Dataset records:
——

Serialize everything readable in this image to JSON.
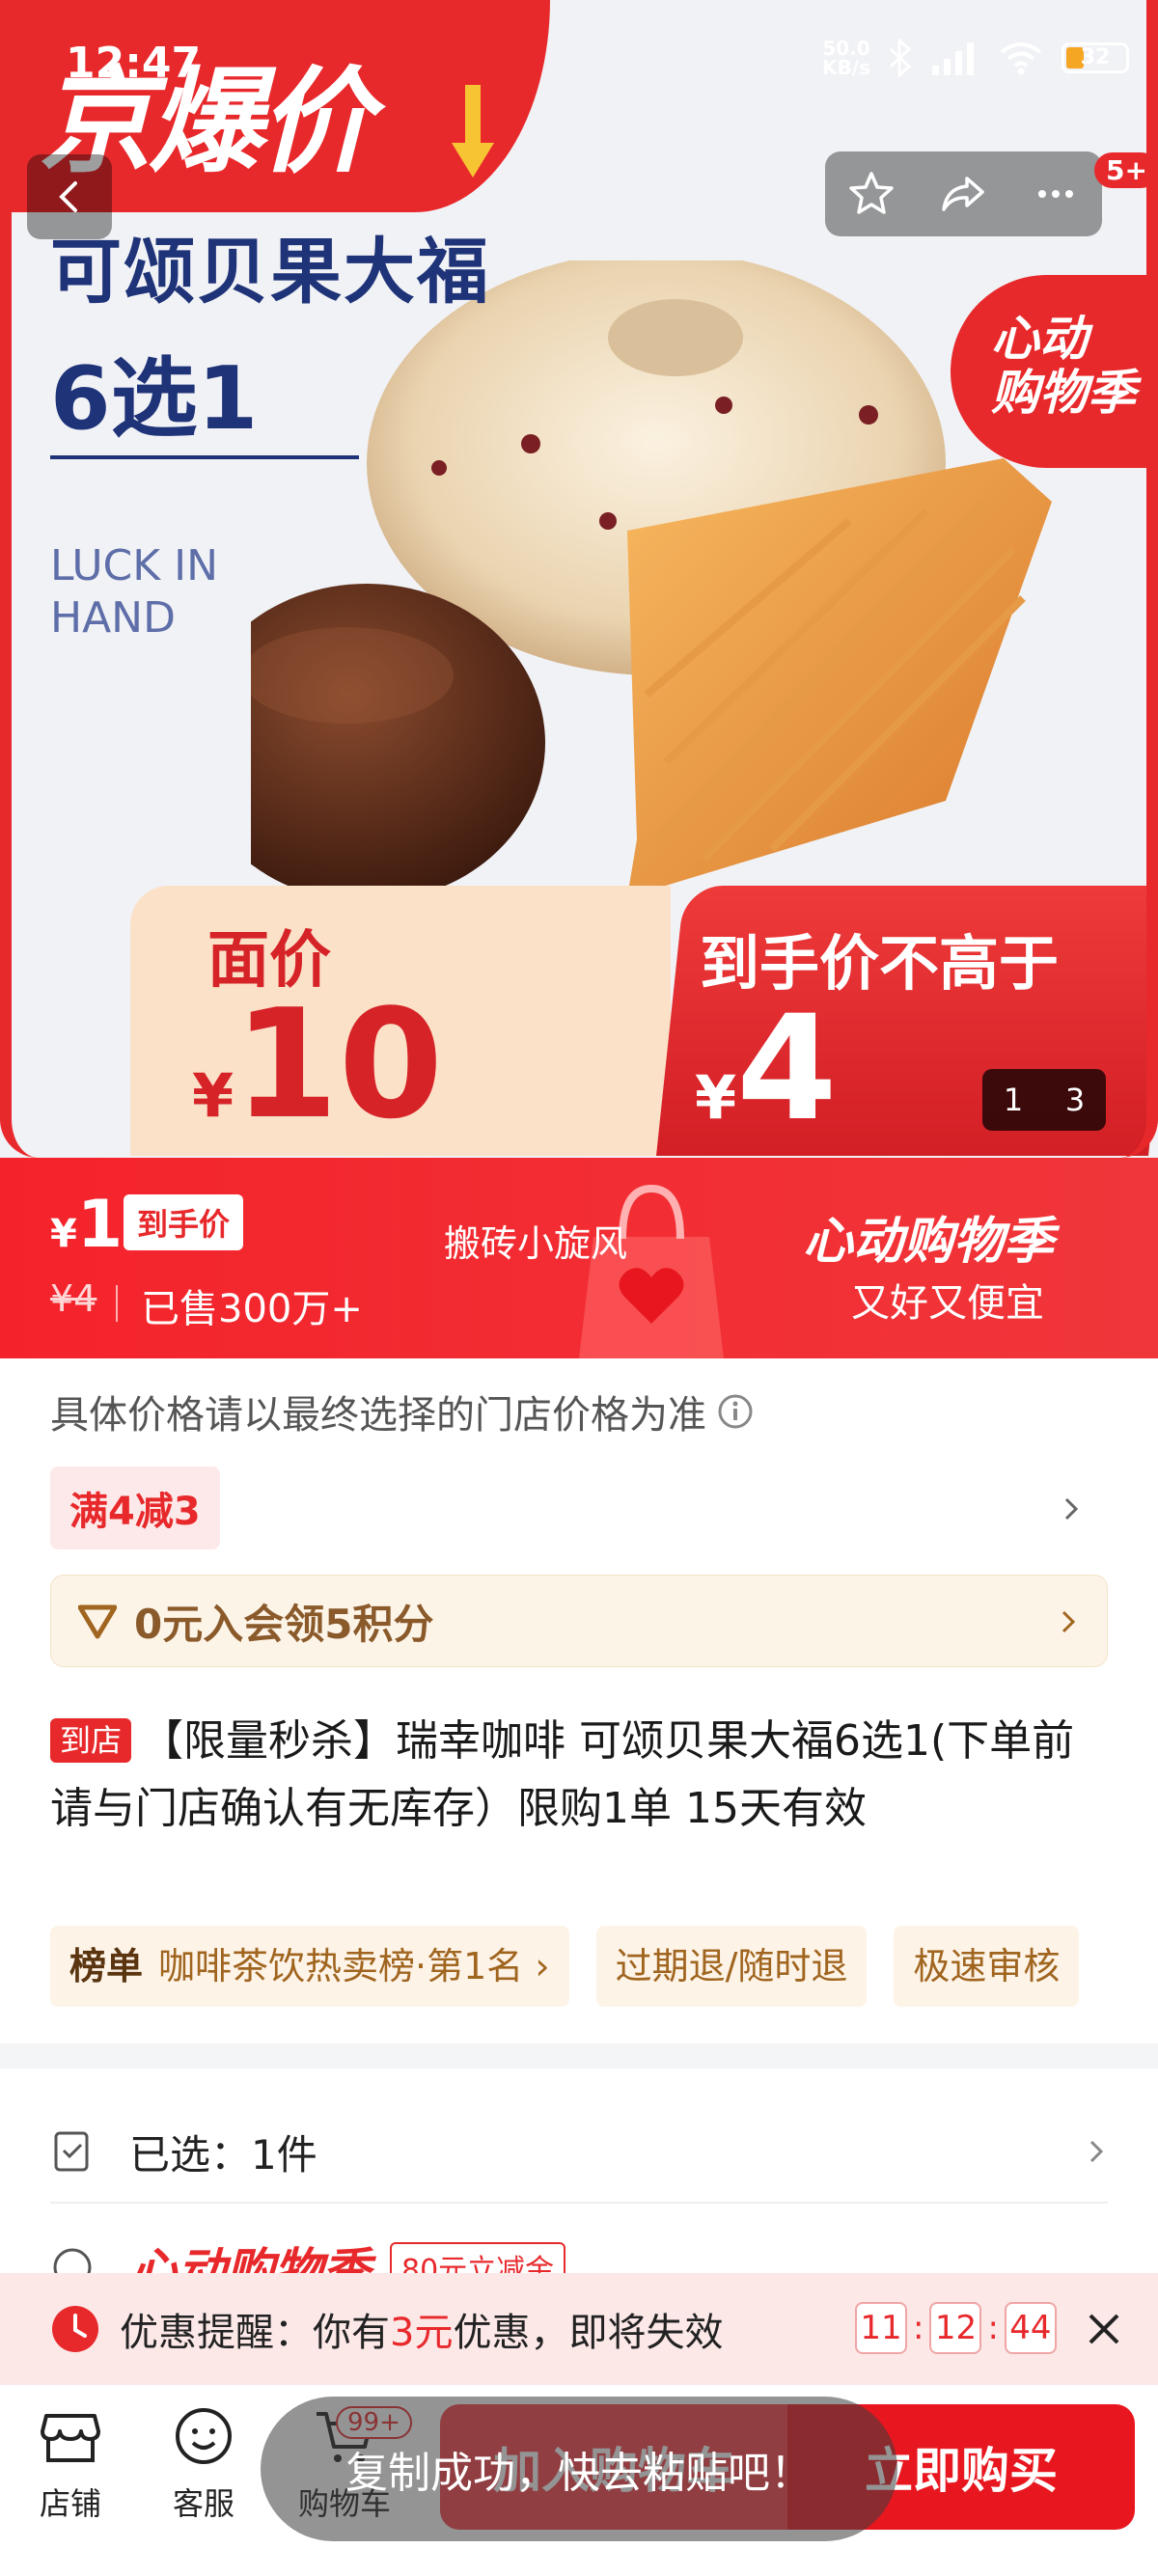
{
  "status_bar": {
    "time": "12:47",
    "net_speed": "50.0",
    "net_unit": "KB/s",
    "battery": "32"
  },
  "hero": {
    "banner": "京爆价",
    "product_title": "可颂贝果大福",
    "product_subtitle": "6选1",
    "tagline_en": [
      "LUCK IN",
      "HAND"
    ],
    "season": [
      "心动",
      "购物季"
    ],
    "face_value_label": "面价",
    "face_value_currency": "¥",
    "face_value": "10",
    "hand_price_label": "到手价不高于",
    "hand_price_currency": "¥",
    "hand_price": "4",
    "pager_current": "1",
    "pager_total": "3",
    "badge_count": "5+"
  },
  "price_bar": {
    "currency": "¥",
    "price": "1",
    "price_tag": "到手价",
    "original_price": "¥4",
    "sold": "已售300万+",
    "note": "搬砖小旋风",
    "season": "心动购物季",
    "slogan": "又好又便宜"
  },
  "details": {
    "disclaimer": "具体价格请以最终选择的门店价格为准",
    "coupon": "满4减3",
    "member": "0元入会领5积分",
    "store_tag": "到店",
    "title": "【限量秒杀】瑞幸咖啡 可颂贝果大福6选1(下单前请与门店确认有无库存）限购1单 15天有效",
    "rank_label": "榜单",
    "rank_text": "咖啡茶饮热卖榜·第1名",
    "chips": [
      "过期退/随时退",
      "极速审核"
    ],
    "selected": "已选：1件",
    "season_logo": "心动购物季",
    "season_badge": "80元立减金"
  },
  "reminder": {
    "text_prefix": "优惠提醒：你有",
    "amount": "3元",
    "text_suffix": "优惠，即将失效",
    "hh": "11",
    "mm": "12",
    "ss": "44"
  },
  "bottom_bar": {
    "store": "店铺",
    "service": "客服",
    "cart": "购物车",
    "cart_badge": "99+",
    "add_cart": "加入购物车",
    "buy_now": "立即购买",
    "toast": "复制成功，快去粘贴吧！"
  },
  "colors": {
    "accent": "#e8292c",
    "navy": "#1f3378"
  }
}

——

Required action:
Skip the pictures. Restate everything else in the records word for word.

Solution to this task:
Serialize everything readable in this image to JSON.
{
  "status_bar": {
    "time": "12:47",
    "net_speed": "50.0",
    "net_unit": "KB/s",
    "battery": "32"
  },
  "hero": {
    "banner": "京爆价",
    "product_title": "可颂贝果大福",
    "product_subtitle": "6选1",
    "tagline_en": [
      "LUCK IN",
      "HAND"
    ],
    "season": [
      "心动",
      "购物季"
    ],
    "face_value_label": "面价",
    "face_value_currency": "¥",
    "face_value": "10",
    "hand_price_label": "到手价不高于",
    "hand_price_currency": "¥",
    "hand_price": "4",
    "pager_current": "1",
    "pager_total": "3",
    "badge_count": "5+"
  },
  "price_bar": {
    "currency": "¥",
    "price": "1",
    "price_tag": "到手价",
    "original_price": "¥4",
    "sold": "已售300万+",
    "note": "搬砖小旋风",
    "season": "心动购物季",
    "slogan": "又好又便宜"
  },
  "details": {
    "disclaimer": "具体价格请以最终选择的门店价格为准",
    "coupon": "满4减3",
    "member": "0元入会领5积分",
    "store_tag": "到店",
    "title": "【限量秒杀】瑞幸咖啡 可颂贝果大福6选1(下单前请与门店确认有无库存）限购1单 15天有效",
    "rank_label": "榜单",
    "rank_text": "咖啡茶饮热卖榜·第1名",
    "chips": [
      "过期退/随时退",
      "极速审核"
    ],
    "selected": "已选：1件",
    "season_logo": "心动购物季",
    "season_badge": "80元立减金"
  },
  "reminder": {
    "text_prefix": "优惠提醒：你有",
    "amount": "3元",
    "text_suffix": "优惠，即将失效",
    "hh": "11",
    "mm": "12",
    "ss": "44"
  },
  "bottom_bar": {
    "store": "店铺",
    "service": "客服",
    "cart": "购物车",
    "cart_badge": "99+",
    "add_cart": "加入购物车",
    "buy_now": "立即购买",
    "toast": "复制成功，快去粘贴吧！"
  },
  "colors": {
    "accent": "#e8292c",
    "navy": "#1f3378"
  }
}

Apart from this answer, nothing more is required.